Banks running fraud-prevention software that incorporates collective artificial intelligence can cut fraud monitoring costs by 77 percent, helping them meet new regulations efficiently and effectively, and stop fraudsters in their tracks, writes Joël Winteregg
Fraud is as old as money itself and banks have generally taken the line that attacks on their customers amount to a necessary cost of doing business. But digital banking, remote working and Covid-19 have all acted like rocket-fuel to propel recent strong growth in fraud worldwide. According to fraud watchdog ACFE, nearly four out of five banks saw an increase last year. And the situation seems likely to deteriorate further. In the same survey, nine out of 10 respondents expected to see fraud grow in the coming 12 months.
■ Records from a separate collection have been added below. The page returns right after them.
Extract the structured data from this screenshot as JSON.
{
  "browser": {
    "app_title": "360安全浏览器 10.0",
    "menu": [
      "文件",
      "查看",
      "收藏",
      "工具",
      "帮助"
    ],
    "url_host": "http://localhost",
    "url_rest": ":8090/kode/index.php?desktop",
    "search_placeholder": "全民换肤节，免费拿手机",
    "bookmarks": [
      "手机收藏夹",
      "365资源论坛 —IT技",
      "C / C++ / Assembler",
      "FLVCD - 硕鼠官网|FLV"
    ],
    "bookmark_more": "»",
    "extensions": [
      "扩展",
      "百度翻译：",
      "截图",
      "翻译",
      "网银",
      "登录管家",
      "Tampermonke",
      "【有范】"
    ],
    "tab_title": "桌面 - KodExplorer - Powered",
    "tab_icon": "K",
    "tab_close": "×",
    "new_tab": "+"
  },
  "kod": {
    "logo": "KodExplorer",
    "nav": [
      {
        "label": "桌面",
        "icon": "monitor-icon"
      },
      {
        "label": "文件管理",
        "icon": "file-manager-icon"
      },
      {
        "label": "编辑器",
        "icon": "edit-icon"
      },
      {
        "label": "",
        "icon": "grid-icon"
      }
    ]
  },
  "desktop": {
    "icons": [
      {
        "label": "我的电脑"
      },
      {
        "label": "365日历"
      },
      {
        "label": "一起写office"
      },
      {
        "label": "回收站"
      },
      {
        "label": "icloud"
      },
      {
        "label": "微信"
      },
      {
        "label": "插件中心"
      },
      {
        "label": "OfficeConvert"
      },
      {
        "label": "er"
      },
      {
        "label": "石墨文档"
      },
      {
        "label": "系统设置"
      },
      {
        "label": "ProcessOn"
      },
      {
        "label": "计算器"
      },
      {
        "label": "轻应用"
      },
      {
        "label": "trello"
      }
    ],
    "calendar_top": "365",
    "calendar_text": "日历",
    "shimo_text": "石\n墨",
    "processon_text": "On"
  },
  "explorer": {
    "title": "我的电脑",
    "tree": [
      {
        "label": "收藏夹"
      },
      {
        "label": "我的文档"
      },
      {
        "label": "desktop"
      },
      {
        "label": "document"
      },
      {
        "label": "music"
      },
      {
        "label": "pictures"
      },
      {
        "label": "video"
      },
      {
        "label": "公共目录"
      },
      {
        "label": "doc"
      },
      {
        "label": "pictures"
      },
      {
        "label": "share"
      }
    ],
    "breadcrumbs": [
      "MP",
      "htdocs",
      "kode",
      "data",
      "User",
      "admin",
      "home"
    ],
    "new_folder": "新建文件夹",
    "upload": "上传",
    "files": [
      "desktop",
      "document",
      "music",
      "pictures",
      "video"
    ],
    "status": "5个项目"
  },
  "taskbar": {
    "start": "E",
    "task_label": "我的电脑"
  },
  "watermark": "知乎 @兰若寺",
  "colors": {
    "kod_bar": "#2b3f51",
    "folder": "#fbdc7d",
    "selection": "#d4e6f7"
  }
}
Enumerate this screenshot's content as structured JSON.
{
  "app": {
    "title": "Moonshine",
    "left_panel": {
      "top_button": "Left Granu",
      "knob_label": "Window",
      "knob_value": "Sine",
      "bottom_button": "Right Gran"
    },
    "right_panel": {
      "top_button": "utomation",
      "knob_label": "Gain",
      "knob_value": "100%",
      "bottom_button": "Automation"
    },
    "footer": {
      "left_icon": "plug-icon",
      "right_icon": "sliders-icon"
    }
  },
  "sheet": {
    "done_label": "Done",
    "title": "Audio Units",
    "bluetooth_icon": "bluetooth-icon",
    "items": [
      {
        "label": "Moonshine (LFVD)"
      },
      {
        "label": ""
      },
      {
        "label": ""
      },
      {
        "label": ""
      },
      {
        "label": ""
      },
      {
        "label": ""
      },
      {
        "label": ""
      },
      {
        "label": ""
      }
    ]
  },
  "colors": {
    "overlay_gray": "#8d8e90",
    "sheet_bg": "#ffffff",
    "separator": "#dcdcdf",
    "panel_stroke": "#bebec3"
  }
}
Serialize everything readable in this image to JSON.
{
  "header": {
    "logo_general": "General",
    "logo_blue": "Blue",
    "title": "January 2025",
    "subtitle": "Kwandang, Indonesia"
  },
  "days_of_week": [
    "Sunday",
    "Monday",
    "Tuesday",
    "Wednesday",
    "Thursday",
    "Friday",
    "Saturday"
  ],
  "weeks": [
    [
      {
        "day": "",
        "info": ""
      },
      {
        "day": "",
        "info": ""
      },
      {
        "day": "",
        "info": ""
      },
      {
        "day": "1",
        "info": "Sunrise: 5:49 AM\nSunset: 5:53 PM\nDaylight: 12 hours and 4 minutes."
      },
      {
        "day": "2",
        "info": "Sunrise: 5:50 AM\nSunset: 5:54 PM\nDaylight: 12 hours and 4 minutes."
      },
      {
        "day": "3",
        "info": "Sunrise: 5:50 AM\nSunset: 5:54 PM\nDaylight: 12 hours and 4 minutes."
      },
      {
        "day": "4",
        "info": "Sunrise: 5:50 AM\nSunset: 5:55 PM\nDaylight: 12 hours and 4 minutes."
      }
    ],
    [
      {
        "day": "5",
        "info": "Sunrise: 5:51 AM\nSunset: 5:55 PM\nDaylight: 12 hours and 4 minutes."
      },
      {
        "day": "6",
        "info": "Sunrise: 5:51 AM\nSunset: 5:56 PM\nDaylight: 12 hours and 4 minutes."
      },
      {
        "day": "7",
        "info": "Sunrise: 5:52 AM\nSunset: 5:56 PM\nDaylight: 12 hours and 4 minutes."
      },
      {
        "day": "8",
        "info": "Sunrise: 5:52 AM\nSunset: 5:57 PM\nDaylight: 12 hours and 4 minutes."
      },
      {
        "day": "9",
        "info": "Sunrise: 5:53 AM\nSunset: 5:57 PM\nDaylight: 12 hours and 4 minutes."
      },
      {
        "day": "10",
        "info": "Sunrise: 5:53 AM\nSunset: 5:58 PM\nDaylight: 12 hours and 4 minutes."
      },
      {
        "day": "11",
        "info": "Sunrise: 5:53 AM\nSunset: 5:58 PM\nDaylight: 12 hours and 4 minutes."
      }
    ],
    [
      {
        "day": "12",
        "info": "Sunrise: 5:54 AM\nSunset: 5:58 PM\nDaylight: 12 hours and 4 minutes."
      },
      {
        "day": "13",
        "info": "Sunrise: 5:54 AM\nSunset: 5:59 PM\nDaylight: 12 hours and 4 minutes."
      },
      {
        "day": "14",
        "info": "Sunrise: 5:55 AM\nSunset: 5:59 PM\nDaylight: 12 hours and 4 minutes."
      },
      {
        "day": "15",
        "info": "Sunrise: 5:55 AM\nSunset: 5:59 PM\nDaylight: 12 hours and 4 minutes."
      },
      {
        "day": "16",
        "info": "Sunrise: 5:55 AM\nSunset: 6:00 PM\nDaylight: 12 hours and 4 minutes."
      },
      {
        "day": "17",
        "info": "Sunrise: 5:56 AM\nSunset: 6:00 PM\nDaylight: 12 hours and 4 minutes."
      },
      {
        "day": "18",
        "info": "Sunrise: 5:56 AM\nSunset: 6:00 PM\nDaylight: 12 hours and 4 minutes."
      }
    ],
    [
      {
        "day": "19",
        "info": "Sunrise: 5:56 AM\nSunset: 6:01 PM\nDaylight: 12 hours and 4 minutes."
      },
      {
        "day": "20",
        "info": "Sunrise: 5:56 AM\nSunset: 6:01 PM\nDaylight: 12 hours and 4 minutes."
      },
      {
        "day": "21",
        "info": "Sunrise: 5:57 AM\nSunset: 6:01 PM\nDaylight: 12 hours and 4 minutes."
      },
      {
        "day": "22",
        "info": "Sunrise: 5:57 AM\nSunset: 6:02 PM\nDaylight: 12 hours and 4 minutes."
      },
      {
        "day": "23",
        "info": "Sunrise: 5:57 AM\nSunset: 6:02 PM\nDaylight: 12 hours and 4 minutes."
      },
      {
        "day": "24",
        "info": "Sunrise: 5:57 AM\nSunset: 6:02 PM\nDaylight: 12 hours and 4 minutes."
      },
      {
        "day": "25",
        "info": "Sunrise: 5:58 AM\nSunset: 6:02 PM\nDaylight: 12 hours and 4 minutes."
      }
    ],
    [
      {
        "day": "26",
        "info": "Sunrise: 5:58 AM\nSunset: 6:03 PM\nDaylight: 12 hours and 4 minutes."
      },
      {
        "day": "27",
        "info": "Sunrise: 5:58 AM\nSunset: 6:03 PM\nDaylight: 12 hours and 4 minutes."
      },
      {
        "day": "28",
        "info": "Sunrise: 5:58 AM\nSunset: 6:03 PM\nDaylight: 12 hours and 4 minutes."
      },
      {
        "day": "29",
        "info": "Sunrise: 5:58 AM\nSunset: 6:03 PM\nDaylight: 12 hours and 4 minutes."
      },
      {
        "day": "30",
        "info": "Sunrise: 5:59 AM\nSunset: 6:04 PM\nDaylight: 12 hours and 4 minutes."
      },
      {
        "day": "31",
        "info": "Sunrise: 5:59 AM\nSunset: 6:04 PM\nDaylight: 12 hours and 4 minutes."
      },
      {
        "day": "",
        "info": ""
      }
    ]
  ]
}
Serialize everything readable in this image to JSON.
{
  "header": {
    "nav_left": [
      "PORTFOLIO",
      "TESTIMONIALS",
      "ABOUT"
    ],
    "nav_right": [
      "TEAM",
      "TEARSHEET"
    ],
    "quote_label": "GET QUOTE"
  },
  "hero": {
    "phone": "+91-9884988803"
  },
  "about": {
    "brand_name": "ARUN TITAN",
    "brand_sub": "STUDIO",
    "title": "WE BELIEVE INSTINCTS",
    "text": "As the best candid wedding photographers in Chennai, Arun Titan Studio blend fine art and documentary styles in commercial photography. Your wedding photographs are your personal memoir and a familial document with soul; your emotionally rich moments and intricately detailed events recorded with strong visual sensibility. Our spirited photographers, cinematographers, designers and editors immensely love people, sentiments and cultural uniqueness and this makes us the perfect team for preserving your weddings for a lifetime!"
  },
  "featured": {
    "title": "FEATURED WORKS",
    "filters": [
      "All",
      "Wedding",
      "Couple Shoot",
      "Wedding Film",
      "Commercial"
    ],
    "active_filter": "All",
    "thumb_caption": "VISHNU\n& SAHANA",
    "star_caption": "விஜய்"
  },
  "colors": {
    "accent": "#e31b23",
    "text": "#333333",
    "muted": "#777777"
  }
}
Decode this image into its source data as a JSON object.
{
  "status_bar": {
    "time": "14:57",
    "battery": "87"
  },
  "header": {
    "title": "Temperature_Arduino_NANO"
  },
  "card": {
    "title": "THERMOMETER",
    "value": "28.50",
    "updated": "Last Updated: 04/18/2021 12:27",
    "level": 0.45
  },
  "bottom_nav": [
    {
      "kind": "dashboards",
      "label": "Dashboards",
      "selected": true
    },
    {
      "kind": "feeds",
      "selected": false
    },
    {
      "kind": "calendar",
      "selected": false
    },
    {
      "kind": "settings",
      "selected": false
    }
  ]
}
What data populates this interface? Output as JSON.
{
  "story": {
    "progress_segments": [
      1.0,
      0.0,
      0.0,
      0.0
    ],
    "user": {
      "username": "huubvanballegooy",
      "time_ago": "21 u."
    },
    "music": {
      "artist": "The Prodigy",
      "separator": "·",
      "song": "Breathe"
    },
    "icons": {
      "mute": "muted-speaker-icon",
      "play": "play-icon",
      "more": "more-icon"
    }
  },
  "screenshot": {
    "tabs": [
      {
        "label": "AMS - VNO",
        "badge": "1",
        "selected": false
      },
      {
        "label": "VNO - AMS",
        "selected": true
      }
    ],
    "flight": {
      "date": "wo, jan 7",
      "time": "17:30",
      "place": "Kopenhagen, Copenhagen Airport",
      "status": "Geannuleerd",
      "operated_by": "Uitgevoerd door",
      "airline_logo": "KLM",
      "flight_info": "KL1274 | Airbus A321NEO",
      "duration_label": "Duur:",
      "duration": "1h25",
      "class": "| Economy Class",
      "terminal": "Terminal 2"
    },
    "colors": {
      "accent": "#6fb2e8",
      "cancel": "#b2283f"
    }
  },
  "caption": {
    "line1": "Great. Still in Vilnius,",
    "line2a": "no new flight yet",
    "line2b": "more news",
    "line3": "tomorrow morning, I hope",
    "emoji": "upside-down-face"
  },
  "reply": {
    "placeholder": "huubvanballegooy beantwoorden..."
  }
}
In the past, the financial cost of fraud to banks in terms of losses and transaction monitoring was significant but manageable. In KPMG’s most recent survey into global banking fraud, the majority of respondents recovered less than 25 percent of their losses to fraud. Clearly a cost, but not excessive. Of greater magnitude is the amount banks spend on operational teams to monitor transactions and then investigate and mitigate fraud attacks. However, beyond these financial costs, fraud can be catastrophic to a bank’s reputation: who wants to bank with an institution known to have been vulnerable?
Ballooning costs demand efficient responses
With fraud rising, regulators and banks can no longer see it as an intrinsic cost because the risks are too high. In response, regulators are trying to get the sector to do more to protect their customers, their reputations and their businesses. In Singapore, for example, MAS, the central bank, has started to recommend that banks implement fraud-transaction monitoring. In the UK, regulators have introduced a new voluntary banking code of conduct that ultimately means more customers will be reimbursed for fraudulent payments. Last year also saw the introduction of “confirmation of payee” regulations that force a bank to tell a customer if the name of the person they think they are paying doesn’t match that of the beneficiary account. More jurisdictions around the world are likely to follow.
While increased fraud prevention and mitigation will certainly protect customers and banks, it also means operational costs will balloon unless monitoring can be made more efficient and effective. We believe that 2021 will be the year when banks do just that – and finally beat the fraudsters.
The benefit of real cost analysis
The only way banks can monitor the increasing number of transactions is to invest in automation and intelligent solutions. Over the coming months, more will turn to proven, scalable, real-time systems that raise alerts and block transactions before they are complete. These systems will help keep costs down, improve the banks’ detection rates and give customers what they want – friction-free banking.
Banks already using smart, artificial intelligence-based fraud-prevention software are seeing extraordinary savings in terms of operational costs. One bank using NetGuardians software has seen a 77 percent fall – and it has spotted and stopped more fraud than before. We will see even better results as more banks use smart AI and share genuine payment behavior.
Collective artificial intelligence
We know that sharing information between banks about fraud allows for better fraud protection. NetGuardians’ collective AI facilitates this by recording and sharing genuine payment behavior from customers across multiple banks rather than focusing on and trying to spot known fraudulent IBAN numbers and IP addresses, for example. Integrated into powerful transaction monitoring tools, the software raises alerts about suspicious activity in real time, enabling highly effective fraud prevention – between 20 and 30 percent more effective according to a study by NetGuardians. In addition, by checking a transaction that has been flagged as suspicious with customers, under the new regulations the banks will be able to pass on the liability should a fraud subsequently be proven to have taken place, further reducing risk to themselves.
But for this approach to be watertight, it will not be enough for banks to have efficient fraud alert systems. They will need to use explainable AI so they can share with customers and regulators their processes and decisions to demonstrate clear reason for concern.
As this year progresses, more banks will adopt this type of technology, drawn to its comprehensive fraud-prevention capabilities, its affordability and scalable protection. That is why we believe 2021 will be the year when banks with the right technology beat the fraudsters.